RealNetworks acquires Slingo for $15.6m, announces $100k social ‘sweepstakes’

realnetworks-slingo-gamehouseSeattle-based RealNetworks, the company behind the RealPlayer streaming media technology, has paid $15.6m to acquire social casino developer Slingo Inc. RealNetworks founder/interim CEO Rob Glaser, who announced the deal on Wednesday at the Casual Connect conference in San Francisco, said his company was already “hard at work creating even more compelling new versions of Slingo for Facebook, iPhone, iPad and Android.” Slingo CEO Rich Roberts claimed to be “thrilled to be joining RealNetworks’ GameHouse division,” which he said would help take the popular slots/bingo hybrid game “to the next level.”

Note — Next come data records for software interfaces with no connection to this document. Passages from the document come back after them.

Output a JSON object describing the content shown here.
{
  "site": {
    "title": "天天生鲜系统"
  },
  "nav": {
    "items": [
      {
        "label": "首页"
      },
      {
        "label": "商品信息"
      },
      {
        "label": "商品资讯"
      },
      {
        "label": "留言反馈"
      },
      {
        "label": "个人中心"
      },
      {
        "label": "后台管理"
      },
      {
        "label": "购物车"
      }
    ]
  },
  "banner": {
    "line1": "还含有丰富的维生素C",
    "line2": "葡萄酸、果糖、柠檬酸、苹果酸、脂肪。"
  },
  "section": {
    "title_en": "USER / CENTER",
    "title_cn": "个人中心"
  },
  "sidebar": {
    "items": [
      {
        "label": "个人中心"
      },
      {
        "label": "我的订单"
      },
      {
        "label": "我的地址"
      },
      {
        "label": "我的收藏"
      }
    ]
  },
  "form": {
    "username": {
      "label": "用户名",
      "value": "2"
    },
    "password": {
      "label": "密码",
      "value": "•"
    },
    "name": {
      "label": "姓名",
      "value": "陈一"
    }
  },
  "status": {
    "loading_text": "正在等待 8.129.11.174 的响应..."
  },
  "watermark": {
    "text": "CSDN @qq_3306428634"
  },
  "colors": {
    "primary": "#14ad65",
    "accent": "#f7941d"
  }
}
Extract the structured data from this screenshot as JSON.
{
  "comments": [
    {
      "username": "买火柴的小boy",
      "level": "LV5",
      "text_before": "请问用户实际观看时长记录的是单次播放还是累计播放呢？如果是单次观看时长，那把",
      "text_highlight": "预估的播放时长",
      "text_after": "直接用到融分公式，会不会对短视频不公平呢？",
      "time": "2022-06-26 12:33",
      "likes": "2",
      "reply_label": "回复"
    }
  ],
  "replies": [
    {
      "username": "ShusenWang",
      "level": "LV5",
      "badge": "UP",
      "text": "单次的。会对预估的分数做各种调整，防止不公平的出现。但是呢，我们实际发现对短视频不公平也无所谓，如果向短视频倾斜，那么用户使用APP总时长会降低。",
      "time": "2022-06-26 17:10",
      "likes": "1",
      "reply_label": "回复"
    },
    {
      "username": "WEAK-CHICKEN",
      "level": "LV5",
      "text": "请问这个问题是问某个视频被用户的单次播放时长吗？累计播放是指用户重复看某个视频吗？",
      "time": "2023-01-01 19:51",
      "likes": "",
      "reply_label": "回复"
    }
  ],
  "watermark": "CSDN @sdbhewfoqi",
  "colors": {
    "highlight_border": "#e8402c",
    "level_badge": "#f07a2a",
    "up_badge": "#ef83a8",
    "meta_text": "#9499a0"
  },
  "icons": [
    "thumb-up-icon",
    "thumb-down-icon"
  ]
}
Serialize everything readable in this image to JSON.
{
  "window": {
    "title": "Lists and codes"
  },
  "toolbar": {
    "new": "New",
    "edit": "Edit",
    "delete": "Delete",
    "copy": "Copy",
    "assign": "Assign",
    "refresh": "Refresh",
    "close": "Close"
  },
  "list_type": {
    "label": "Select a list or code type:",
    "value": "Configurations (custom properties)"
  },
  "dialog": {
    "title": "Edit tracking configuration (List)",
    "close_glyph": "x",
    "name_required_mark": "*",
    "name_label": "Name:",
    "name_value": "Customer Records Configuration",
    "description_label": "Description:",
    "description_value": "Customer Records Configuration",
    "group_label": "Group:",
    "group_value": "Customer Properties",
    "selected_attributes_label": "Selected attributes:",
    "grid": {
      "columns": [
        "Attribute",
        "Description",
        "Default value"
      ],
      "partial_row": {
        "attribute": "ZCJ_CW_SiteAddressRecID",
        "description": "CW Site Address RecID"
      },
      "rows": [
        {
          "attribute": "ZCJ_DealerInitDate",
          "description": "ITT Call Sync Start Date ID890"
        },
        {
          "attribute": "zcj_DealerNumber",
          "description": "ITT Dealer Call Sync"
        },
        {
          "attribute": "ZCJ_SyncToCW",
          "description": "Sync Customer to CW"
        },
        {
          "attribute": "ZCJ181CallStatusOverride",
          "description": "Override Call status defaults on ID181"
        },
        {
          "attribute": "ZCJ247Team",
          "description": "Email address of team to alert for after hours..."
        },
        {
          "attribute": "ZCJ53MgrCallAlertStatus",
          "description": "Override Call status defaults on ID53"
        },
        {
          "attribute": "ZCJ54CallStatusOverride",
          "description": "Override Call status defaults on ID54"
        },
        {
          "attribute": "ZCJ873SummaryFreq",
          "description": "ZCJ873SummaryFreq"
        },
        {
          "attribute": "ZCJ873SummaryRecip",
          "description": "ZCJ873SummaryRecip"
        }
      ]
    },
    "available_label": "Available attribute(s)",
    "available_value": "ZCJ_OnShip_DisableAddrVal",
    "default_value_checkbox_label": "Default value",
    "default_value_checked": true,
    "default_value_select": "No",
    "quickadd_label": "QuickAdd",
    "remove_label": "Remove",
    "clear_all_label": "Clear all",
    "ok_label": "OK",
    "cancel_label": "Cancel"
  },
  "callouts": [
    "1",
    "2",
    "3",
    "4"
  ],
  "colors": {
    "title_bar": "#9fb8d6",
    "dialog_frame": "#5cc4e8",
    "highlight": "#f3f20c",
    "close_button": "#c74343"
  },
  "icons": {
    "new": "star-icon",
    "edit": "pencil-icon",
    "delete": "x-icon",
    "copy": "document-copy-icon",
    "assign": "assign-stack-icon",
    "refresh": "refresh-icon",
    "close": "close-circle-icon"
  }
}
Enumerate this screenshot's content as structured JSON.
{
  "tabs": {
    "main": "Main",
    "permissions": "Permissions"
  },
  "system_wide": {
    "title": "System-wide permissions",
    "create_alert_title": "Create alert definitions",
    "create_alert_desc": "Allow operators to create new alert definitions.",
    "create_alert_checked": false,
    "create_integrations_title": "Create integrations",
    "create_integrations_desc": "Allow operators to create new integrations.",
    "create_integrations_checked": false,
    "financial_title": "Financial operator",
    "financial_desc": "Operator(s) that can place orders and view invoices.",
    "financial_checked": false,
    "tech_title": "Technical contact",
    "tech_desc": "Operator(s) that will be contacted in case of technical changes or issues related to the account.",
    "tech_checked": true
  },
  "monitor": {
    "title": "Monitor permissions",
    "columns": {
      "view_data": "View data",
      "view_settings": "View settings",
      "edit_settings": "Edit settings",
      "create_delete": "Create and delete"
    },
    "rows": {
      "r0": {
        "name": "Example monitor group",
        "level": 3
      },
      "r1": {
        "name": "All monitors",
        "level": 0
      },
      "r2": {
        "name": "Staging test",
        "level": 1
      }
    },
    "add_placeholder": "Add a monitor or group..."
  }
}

RealNetworks also announced that its GameHouse Casino offshoot would begin offering a monthly $100k ‘sweepstakes’ starting Aug. 1. GameHouse’s 50m players will be given the opportunity to win a ‘Golden Ticket’ via slots, blackjack, roulette and video poker play, and said ticket gains them entry into the Golden Dreams Sweepstakes draw. The social gaming sweepstakes tie-in isn’t new: a year ago, Idle Games’ Fresh Deck Poker was offering “sweepstakes-like tournaments” while waiting for the real-money gambling train to pull into the station.

Glaser says the company made a decision nine months ago not to pursue real-money gaming in the US, because it’s simply “not going to become a mainstream thing anytime soon.” Glaser equated changing public policy with “swimming through molasses. You can get there, but it’s really slow.” In the meantime, a detailed study of the law books has determined that the sweepstakes gambit is legal in 31 states and the District of Columbia, which Glaser says covers about 70% of GameHouse’s user base.

Glaser told Bloomberg TV that so long as you “follow the cookbook” of state and federal laws, the sweepstakes plan was legit. GameHouse also offers an “alternative means of entry” similar to the ‘no purchase necessary’ requirements of traditional sweepstakes offerings. RealNetwork’s social gaming division has yet to turn a profit in its year-long history, losing $1.7m on revenue of $13.9m in Q1 2013. But Glaser says the new products will “individually and together reignite the company and revitalize the company and turn us back into a growth business.”